REQUIRED ACTION:
For this exercise, return all the data exactly as it stands.
#####
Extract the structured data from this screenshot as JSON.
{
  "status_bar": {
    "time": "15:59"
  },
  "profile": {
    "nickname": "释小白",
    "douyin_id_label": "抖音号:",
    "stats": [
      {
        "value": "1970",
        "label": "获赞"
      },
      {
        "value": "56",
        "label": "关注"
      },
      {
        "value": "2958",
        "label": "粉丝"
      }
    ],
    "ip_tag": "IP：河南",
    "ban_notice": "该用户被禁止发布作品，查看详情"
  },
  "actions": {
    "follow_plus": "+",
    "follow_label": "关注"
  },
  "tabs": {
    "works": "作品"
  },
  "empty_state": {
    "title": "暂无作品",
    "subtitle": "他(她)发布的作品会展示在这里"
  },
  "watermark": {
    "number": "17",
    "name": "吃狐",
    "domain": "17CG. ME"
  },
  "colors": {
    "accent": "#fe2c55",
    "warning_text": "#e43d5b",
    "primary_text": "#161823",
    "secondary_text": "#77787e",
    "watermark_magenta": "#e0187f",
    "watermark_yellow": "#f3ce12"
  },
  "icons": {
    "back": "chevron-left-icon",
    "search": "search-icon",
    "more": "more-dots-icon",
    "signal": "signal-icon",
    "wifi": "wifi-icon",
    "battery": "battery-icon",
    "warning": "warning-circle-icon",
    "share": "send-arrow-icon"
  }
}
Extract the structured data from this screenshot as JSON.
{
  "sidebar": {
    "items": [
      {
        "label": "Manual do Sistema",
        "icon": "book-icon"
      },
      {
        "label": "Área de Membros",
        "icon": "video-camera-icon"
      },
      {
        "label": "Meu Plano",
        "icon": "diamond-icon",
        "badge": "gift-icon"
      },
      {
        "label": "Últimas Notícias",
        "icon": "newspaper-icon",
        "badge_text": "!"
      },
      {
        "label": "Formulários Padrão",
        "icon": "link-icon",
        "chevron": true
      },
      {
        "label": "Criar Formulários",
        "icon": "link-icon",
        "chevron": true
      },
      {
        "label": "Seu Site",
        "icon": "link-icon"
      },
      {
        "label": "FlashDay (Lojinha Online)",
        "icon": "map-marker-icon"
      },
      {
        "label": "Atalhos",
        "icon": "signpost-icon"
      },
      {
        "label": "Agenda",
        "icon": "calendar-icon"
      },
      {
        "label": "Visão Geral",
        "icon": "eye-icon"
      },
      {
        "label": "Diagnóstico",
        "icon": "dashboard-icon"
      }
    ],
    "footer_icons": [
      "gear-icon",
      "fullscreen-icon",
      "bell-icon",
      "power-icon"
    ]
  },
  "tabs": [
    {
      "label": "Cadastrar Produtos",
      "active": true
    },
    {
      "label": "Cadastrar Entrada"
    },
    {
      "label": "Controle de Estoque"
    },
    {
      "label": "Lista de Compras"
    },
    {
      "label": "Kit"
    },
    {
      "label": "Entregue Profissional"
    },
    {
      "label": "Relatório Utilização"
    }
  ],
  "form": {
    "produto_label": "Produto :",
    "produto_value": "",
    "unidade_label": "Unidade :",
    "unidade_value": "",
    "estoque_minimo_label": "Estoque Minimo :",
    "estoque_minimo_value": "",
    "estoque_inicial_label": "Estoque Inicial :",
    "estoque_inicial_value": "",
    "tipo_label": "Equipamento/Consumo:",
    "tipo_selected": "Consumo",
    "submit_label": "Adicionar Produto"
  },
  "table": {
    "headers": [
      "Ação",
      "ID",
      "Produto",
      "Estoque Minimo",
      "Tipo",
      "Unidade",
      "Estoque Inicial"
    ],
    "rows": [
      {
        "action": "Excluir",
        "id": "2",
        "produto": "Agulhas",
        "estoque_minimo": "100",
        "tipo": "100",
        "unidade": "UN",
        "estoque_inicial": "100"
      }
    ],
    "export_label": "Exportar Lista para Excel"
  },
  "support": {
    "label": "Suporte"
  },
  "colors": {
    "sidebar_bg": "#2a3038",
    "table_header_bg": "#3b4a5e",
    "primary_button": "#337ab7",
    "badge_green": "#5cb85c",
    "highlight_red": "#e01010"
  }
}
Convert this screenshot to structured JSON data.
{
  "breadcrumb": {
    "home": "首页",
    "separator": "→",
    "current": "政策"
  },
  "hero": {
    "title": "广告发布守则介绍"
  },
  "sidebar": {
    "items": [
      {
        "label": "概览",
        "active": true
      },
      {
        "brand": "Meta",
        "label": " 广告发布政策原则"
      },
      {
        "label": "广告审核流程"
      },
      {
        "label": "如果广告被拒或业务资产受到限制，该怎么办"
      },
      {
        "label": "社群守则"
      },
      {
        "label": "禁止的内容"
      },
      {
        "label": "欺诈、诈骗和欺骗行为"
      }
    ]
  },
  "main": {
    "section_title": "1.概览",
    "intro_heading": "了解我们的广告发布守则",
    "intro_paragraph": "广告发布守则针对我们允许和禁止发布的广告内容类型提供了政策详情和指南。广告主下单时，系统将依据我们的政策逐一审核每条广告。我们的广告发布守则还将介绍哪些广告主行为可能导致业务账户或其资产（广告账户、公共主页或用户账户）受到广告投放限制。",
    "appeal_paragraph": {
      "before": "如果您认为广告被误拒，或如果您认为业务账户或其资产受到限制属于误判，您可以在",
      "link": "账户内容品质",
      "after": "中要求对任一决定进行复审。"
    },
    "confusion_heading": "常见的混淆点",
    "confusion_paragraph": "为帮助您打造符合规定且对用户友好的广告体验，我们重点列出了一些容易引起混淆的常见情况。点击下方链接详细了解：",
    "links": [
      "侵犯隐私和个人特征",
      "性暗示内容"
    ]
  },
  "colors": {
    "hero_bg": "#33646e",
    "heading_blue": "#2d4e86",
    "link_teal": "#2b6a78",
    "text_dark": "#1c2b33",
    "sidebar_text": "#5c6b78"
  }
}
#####
ANSWER BOX:
Extract the structured data from this screenshot as JSON.
{
  "status_bar": {
    "time": "15:59"
  },
  "profile": {
    "nickname": "释小白",
    "douyin_id_label": "抖音号:",
    "stats": [
      {
        "value": "1970",
        "label": "获赞"
      },
      {
        "value": "56",
        "label": "关注"
      },
      {
        "value": "2958",
        "label": "粉丝"
      }
    ],
    "ip_tag": "IP：河南",
    "ban_notice": "该用户被禁止发布作品，查看详情"
  },
  "actions": {
    "follow_plus": "+",
    "follow_label": "关注"
  },
  "tabs": {
    "works": "作品"
  },
  "empty_state": {
    "title": "暂无作品",
    "subtitle": "他(她)发布的作品会展示在这里"
  },
  "watermark": {
    "number": "17",
    "name": "吃狐",
    "domain": "17CG. ME"
  },
  "colors": {
    "accent": "#fe2c55",
    "warning_text": "#e43d5b",
    "primary_text": "#161823",
    "secondary_text": "#77787e",
    "watermark_magenta": "#e0187f",
    "watermark_yellow": "#f3ce12"
  },
  "icons": {
    "back": "chevron-left-icon",
    "search": "search-icon",
    "more": "more-dots-icon",
    "signal": "signal-icon",
    "wifi": "wifi-icon",
    "battery": "battery-icon",
    "warning": "warning-circle-icon",
    "share": "send-arrow-icon"
  }
}
Extract the structured data from this screenshot as JSON.
{
  "sidebar": {
    "items": [
      {
        "label": "Manual do Sistema",
        "icon": "book-icon"
      },
      {
        "label": "Área de Membros",
        "icon": "video-camera-icon"
      },
      {
        "label": "Meu Plano",
        "icon": "diamond-icon",
        "badge": "gift-icon"
      },
      {
        "label": "Últimas Notícias",
        "icon": "newspaper-icon",
        "badge_text": "!"
      },
      {
        "label": "Formulários Padrão",
        "icon": "link-icon",
        "chevron": true
      },
      {
        "label": "Criar Formulários",
        "icon": "link-icon",
        "chevron": true
      },
      {
        "label": "Seu Site",
        "icon": "link-icon"
      },
      {
        "label": "FlashDay (Lojinha Online)",
        "icon": "map-marker-icon"
      },
      {
        "label": "Atalhos",
        "icon": "signpost-icon"
      },
      {
        "label": "Agenda",
        "icon": "calendar-icon"
      },
      {
        "label": "Visão Geral",
        "icon": "eye-icon"
      },
      {
        "label": "Diagnóstico",
        "icon": "dashboard-icon"
      }
    ],
    "footer_icons": [
      "gear-icon",
      "fullscreen-icon",
      "bell-icon",
      "power-icon"
    ]
  },
  "tabs": [
    {
      "label": "Cadastrar Produtos",
      "active": true
    },
    {
      "label": "Cadastrar Entrada"
    },
    {
      "label": "Controle de Estoque"
    },
    {
      "label": "Lista de Compras"
    },
    {
      "label": "Kit"
    },
    {
      "label": "Entregue Profissional"
    },
    {
      "label": "Relatório Utilização"
    }
  ],
  "form": {
    "produto_label": "Produto :",
    "produto_value": "",
    "unidade_label": "Unidade :",
    "unidade_value": "",
    "estoque_minimo_label": "Estoque Minimo :",
    "estoque_minimo_value": "",
    "estoque_inicial_label": "Estoque Inicial :",
    "estoque_inicial_value": "",
    "tipo_label": "Equipamento/Consumo:",
    "tipo_selected": "Consumo",
    "submit_label": "Adicionar Produto"
  },
  "table": {
    "headers": [
      "Ação",
      "ID",
      "Produto",
      "Estoque Minimo",
      "Tipo",
      "Unidade",
      "Estoque Inicial"
    ],
    "rows": [
      {
        "action": "Excluir",
        "id": "2",
        "produto": "Agulhas",
        "estoque_minimo": "100",
        "tipo": "100",
        "unidade": "UN",
        "estoque_inicial": "100"
      }
    ],
    "export_label": "Exportar Lista para Excel"
  },
  "support": {
    "label": "Suporte"
  },
  "colors": {
    "sidebar_bg": "#2a3038",
    "table_header_bg": "#3b4a5e",
    "primary_button": "#337ab7",
    "badge_green": "#5cb85c",
    "highlight_red": "#e01010"
  }
}
Convert this screenshot to structured JSON data.
{
  "breadcrumb": {
    "home": "首页",
    "separator": "→",
    "current": "政策"
  },
  "hero": {
    "title": "广告发布守则介绍"
  },
  "sidebar": {
    "items": [
      {
        "label": "概览",
        "active": true
      },
      {
        "brand": "Meta",
        "label": " 广告发布政策原则"
      },
      {
        "label": "广告审核流程"
      },
      {
        "label": "如果广告被拒或业务资产受到限制，该怎么办"
      },
      {
        "label": "社群守则"
      },
      {
        "label": "禁止的内容"
      },
      {
        "label": "欺诈、诈骗和欺骗行为"
      }
    ]
  },
  "main": {
    "section_title": "1.概览",
    "intro_heading": "了解我们的广告发布守则",
    "intro_paragraph": "广告发布守则针对我们允许和禁止发布的广告内容类型提供了政策详情和指南。广告主下单时，系统将依据我们的政策逐一审核每条广告。我们的广告发布守则还将介绍哪些广告主行为可能导致业务账户或其资产（广告账户、公共主页或用户账户）受到广告投放限制。",
    "appeal_paragraph": {
      "before": "如果您认为广告被误拒，或如果您认为业务账户或其资产受到限制属于误判，您可以在",
      "link": "账户内容品质",
      "after": "中要求对任一决定进行复审。"
    },
    "confusion_heading": "常见的混淆点",
    "confusion_paragraph": "为帮助您打造符合规定且对用户友好的广告体验，我们重点列出了一些容易引起混淆的常见情况。点击下方链接详细了解：",
    "links": [
      "侵犯隐私和个人特征",
      "性暗示内容"
    ]
  },
  "colors": {
    "hero_bg": "#33646e",
    "heading_blue": "#2d4e86",
    "link_teal": "#2b6a78",
    "text_dark": "#1c2b33",
    "sidebar_text": "#5c6b78"
  }
}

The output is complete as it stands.